7:00 pm - 9:00 pm

Roanoke Council of Garden Clubs


Long before the technology existed to cut timber from forests, people were gathering food, medicine and other products. These practices continue today, and are deeply embedded in the culture of our society. Foraging food and medicine from forests has increased over the last decade, with the ‘farm to table’ culinary movement, and increased interest in natural remedies. The presentation examines the ecological and economic importance of the plants and related products. Dr. Chamberlain will explore the potential impacts harvesting has on plant populations. He will discuss the implications of unmanaged harvesting on the sustainability of native plant populations.

Dr. Jim Chamberlain, a research scientist with the USDA Forest Service, is a global expert on non-timber forest products management, production and valuation. Jim received his Ph.D. from the College of Natural Resources at Virginia Tech in 2000, with a focus on managing forests for non-timber forest products. He leads research to quantify and articulate the ecological and economic impacts of harvesting edible and medicinal forest products. He has published extensively on the subject, having recently produced a comprehensive national assessment of these products, relative to climate change.

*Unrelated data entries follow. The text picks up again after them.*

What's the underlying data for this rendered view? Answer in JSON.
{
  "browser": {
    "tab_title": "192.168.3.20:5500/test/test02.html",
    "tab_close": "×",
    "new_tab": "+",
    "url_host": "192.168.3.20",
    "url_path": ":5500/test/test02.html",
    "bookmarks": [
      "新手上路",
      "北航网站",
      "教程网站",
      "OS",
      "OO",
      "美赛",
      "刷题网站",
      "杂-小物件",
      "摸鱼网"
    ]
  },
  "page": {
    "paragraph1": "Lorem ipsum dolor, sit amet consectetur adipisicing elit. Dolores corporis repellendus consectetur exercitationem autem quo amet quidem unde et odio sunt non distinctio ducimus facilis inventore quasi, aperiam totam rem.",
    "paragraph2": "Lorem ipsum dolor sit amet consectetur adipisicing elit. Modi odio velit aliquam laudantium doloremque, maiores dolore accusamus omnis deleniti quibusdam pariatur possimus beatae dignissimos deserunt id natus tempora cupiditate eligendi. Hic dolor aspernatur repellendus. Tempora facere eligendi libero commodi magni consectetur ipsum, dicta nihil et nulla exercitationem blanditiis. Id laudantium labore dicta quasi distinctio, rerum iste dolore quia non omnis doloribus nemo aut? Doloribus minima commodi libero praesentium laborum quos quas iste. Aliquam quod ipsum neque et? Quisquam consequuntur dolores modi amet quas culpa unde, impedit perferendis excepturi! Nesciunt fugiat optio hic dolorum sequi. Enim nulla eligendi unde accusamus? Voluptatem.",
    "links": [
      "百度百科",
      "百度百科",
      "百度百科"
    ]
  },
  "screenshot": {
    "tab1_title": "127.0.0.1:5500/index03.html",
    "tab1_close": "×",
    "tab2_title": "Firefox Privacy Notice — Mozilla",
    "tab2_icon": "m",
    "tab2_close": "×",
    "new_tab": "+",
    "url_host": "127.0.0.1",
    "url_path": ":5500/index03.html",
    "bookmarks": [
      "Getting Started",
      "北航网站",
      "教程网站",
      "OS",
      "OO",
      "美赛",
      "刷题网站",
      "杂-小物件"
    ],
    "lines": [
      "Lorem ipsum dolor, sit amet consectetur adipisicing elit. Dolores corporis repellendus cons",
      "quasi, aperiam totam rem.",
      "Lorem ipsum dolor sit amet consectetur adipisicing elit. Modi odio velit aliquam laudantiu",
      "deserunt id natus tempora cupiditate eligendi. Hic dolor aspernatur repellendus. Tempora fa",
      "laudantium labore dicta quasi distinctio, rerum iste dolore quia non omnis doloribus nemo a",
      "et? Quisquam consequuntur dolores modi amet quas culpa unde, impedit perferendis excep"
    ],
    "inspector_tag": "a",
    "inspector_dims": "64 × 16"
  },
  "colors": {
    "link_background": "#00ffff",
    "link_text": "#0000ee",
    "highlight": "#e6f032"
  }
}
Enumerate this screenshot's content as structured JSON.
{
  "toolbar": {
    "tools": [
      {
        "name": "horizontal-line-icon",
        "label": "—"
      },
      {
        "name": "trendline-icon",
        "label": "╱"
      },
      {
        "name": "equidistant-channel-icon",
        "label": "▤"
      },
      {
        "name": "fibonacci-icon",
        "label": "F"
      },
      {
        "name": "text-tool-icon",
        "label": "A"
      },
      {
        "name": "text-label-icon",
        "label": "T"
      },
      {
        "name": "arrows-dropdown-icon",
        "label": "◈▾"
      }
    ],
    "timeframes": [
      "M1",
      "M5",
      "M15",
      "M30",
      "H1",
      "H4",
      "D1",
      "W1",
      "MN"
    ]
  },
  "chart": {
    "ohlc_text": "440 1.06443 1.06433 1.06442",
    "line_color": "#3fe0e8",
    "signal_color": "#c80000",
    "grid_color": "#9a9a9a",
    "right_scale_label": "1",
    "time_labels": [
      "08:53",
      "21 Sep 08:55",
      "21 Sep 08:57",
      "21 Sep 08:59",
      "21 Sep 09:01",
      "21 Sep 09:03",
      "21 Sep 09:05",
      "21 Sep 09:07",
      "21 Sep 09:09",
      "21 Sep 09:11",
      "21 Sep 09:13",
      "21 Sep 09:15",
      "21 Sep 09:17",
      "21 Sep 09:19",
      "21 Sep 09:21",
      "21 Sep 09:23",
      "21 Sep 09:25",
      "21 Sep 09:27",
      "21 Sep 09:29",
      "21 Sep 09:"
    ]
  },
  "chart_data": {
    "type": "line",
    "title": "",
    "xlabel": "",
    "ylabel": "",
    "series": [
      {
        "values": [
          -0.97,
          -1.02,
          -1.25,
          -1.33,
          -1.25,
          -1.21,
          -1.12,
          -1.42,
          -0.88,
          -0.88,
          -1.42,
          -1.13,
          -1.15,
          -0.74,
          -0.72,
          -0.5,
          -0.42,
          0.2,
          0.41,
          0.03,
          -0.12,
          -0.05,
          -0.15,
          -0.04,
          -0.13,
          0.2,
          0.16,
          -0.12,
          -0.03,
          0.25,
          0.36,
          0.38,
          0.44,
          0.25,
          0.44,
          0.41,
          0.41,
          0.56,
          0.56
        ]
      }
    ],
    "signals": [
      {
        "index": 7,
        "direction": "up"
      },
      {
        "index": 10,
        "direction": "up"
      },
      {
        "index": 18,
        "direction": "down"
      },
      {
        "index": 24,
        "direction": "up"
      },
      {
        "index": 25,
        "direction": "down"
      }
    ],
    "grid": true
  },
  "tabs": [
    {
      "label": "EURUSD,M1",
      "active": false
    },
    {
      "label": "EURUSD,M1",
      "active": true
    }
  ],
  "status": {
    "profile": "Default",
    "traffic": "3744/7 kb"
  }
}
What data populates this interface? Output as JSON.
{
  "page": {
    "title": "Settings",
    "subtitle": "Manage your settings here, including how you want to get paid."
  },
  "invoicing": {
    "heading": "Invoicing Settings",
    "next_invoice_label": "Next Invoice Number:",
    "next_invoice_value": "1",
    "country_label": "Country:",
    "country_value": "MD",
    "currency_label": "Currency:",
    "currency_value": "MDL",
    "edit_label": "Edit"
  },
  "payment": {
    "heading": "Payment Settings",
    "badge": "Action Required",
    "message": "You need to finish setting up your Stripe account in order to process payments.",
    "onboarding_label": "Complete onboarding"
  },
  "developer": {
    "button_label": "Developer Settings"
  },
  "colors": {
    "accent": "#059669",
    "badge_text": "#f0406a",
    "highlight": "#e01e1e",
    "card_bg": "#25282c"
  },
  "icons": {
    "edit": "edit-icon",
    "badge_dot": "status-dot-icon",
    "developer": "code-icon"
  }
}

Meet: 7:00 pm, Roanoke Council of Garden Clubs, 3640 Colonial Avenue, Roanoke

Contact: Ellen Holtman, 389-1514